And another thing they learned was that it was easier for one who has gorged at the flesh-pots to content himself with the meagerness of a crust, than for one who has known only the crust.
Not that their life was meagre. It was that they found keener delights and deeper satisfactions in little things. Daylight, who had played the game in its biggest and most fantastic aspects, found that here, on the slopes of Sonoma Mountain, it was still the same old game. Man had still work to perform, forces to combat, obstacles to overcome. When he experimented in a small way at raising a few pigeons for market, he found no less zest in calculating in squabs than formerly when he had calculated in millions. Achievement was no less achievement, while the process of it seemed more rational and received the sanction of his reason.
The domestic cat that had gone wild and that preyed on his pigeons, he found, by the comparative standard, to be of no less paramount menace than a Charles Klinkner in the field of finance, trying to raid him for several millions. The hawks and weasels and 'coons were so many Dowsetts, Lettons, and Guggenhammers that struck at him secretly. The sea of wild vegetation that tossed its surf against the boundaries of all his clearings and that sometimes crept in and flooded in a single week was no mean enemy to contend with and subdue. His fat-soiled vegetable-garden in the nook of hills that failed of its best was a problem of engrossing importance, and when he had solved it by putting in drain-tile, the joy of the achievement was ever with him. He never worked in it and found the soil unpacked and tractable without experiencing the thrill of accomplishment.

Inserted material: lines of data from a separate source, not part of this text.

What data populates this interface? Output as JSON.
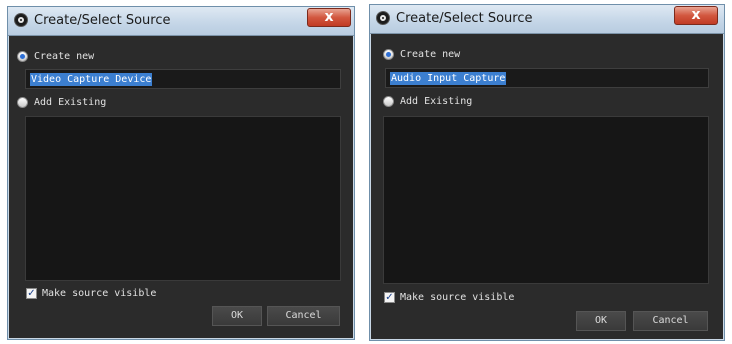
{
  "dialogs": [
    {
      "title": "Create/Select Source",
      "close_symbol": "x",
      "create_new_label": "Create new",
      "source_name": "Video Capture Device",
      "add_existing_label": "Add Existing",
      "make_visible_label": "Make source visible",
      "make_visible_checked": true,
      "ok_label": "OK",
      "cancel_label": "Cancel"
    },
    {
      "title": "Create/Select Source",
      "close_symbol": "x",
      "create_new_label": "Create new",
      "source_name": "Audio Input Capture",
      "add_existing_label": "Add Existing",
      "make_visible_label": "Make source visible",
      "make_visible_checked": true,
      "ok_label": "OK",
      "cancel_label": "Cancel"
    }
  ],
  "icons": {
    "app": "obs-logo-icon",
    "close": "close-icon",
    "checkmark": "checkmark-icon"
  }
}
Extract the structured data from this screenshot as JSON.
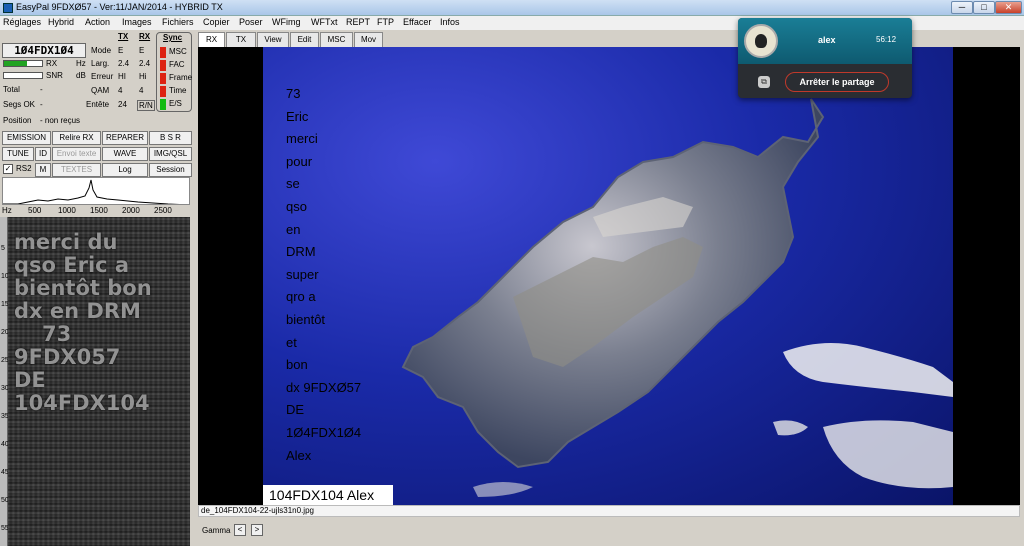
{
  "window": {
    "title": "EasyPal  9FDXØ57 - Ver:11/JAN/2014 - HYBRID TX",
    "minimize": "─",
    "maximize": "□",
    "close": "✕"
  },
  "menu": [
    "Réglages",
    "Hybrid",
    "Action",
    "Images",
    "Fichiers",
    "Copier",
    "Poser",
    "WFimg",
    "WFTxt",
    "REPT",
    "FTP",
    "Effacer",
    "Infos"
  ],
  "status": {
    "callsign": "1Ø4FDX1Ø4",
    "rx_label": "RX",
    "hz_label": "Hz",
    "snr_label": "SNR",
    "db_label": "dB",
    "rx_level": 0.6,
    "total_label": "Total",
    "total_value": "-",
    "segs_label": "Segs OK",
    "segs_value": "-",
    "position_label": "Position",
    "position_value": "- non reçus",
    "mode_labels": [
      "Mode",
      "Larg.",
      "Erreur",
      "QAM",
      "Entête"
    ],
    "tx_header": "TX",
    "rx_header": "RX",
    "tx_values": [
      "E",
      "2.4",
      "HI",
      "4",
      "24"
    ],
    "rx_values": [
      "E",
      "2.4",
      "Hi",
      "4",
      "R/N"
    ],
    "sync_header": "Sync",
    "sync_items": [
      "MSC",
      "FAC",
      "Frame",
      "Time",
      "E/S"
    ]
  },
  "buttons": {
    "emission": "EMISSION",
    "relire": "Relire RX",
    "reparer": "REPARER",
    "bsr": "B S R",
    "tune": "TUNE",
    "id": "ID",
    "envoi": "Envoi texte",
    "wave": "WAVE",
    "imgqsl": "IMG/QSL",
    "rs2": "RS2",
    "m": "M",
    "textes": "TEXTES",
    "log": "Log",
    "session": "Session",
    "check_mark": "✓"
  },
  "spectrum": {
    "axis_label": "Hz",
    "ticks": [
      "500",
      "1000",
      "1500",
      "2000",
      "2500"
    ]
  },
  "waterfall": {
    "text_lines": [
      "merci du",
      "qso Eric a",
      "bientôt bon",
      "dx  en DRM",
      "73",
      "9FDX057",
      "DE",
      "104FDX104"
    ],
    "ruler_marks": [
      "5",
      "10",
      "15",
      "20",
      "25",
      "30",
      "35",
      "40",
      "45",
      "50",
      "55"
    ]
  },
  "tabs": [
    "RX",
    "TX",
    "View",
    "Edit",
    "MSC",
    "Mov"
  ],
  "image": {
    "caption_lines": [
      "73",
      "Eric",
      "merci",
      "pour",
      "se",
      "qso",
      "en",
      "DRM",
      "super",
      "qro a",
      "bientôt",
      "et",
      "bon",
      "dx 9FDXØ57",
      "DE",
      "1Ø4FDX1Ø4",
      "Alex"
    ],
    "name_label": "104FDX104 Alex",
    "filename": "de_104FDX104-22-ujls31n0.jpg"
  },
  "share_popup": {
    "user": "alex",
    "time": "56:12",
    "stop_label": "Arrêter le partage",
    "share_icon": "⧉"
  },
  "gamma": {
    "label": "Gamma",
    "dec": "<",
    "inc": ">"
  }
}
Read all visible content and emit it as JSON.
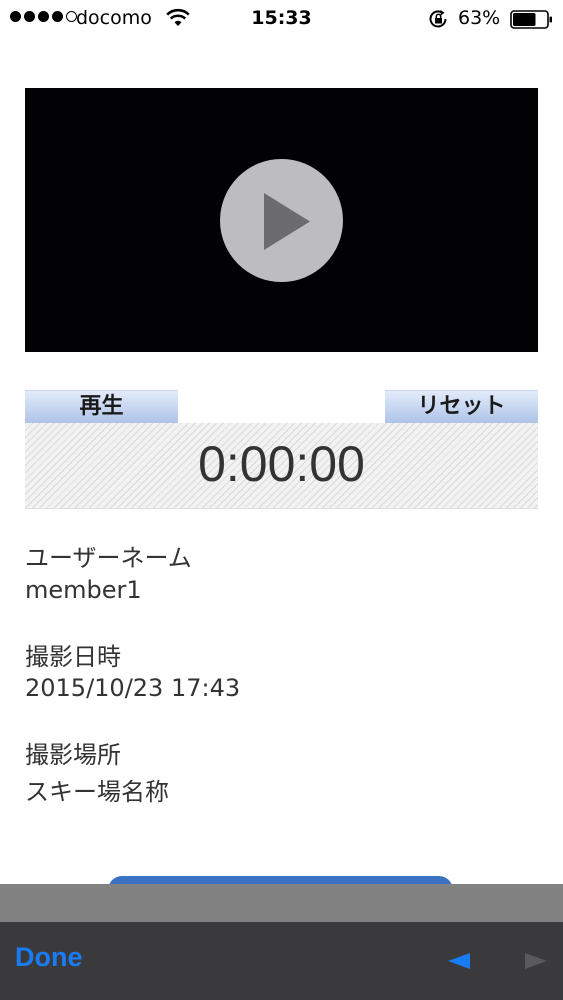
{
  "status_bar": {
    "carrier": "docomo",
    "time": "15:33",
    "battery_percent": "63%",
    "signal_bars_filled": 4,
    "signal_bars_total": 5
  },
  "video": {
    "play_icon": "play-icon"
  },
  "controls": {
    "play_label": "再生",
    "reset_label": "リセット",
    "timer": "0:00:00"
  },
  "fields": [
    {
      "label": "ユーザーネーム",
      "value": "member1"
    },
    {
      "label": "撮影日時",
      "value": "2015/10/23 17:43"
    },
    {
      "label": "撮影場所",
      "value": "スキー場名称"
    }
  ],
  "toolbar": {
    "done_label": "Done",
    "prev_icon": "previous-arrow-icon",
    "next_icon": "next-arrow-icon"
  },
  "colors": {
    "accent_blue": "#1a7cf5",
    "button_blue": "#aec3e8",
    "toolbar_bg": "#3a3a3c"
  }
}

There was the matter of the plumbing. He was enabled to purchase the materials through a lucky sale of a number of his hair bridles. The work he did himself, though more than once he was forced to call in Dede to hold tight with a pipe-wrench. And in the end, when the bath-tub and the stationary tubs were installed and in working order, he could scarcely tear himself away from the contemplation of what his hands had wrought. The first evening, missing him, Dede sought and found him, lamp in hand, staring with silent glee at the tubs. He rubbed his hand over their smooth wooden lips and laughed aloud, and was as shamefaced as any boy when she caught him thus secretly exulting in his own prowess.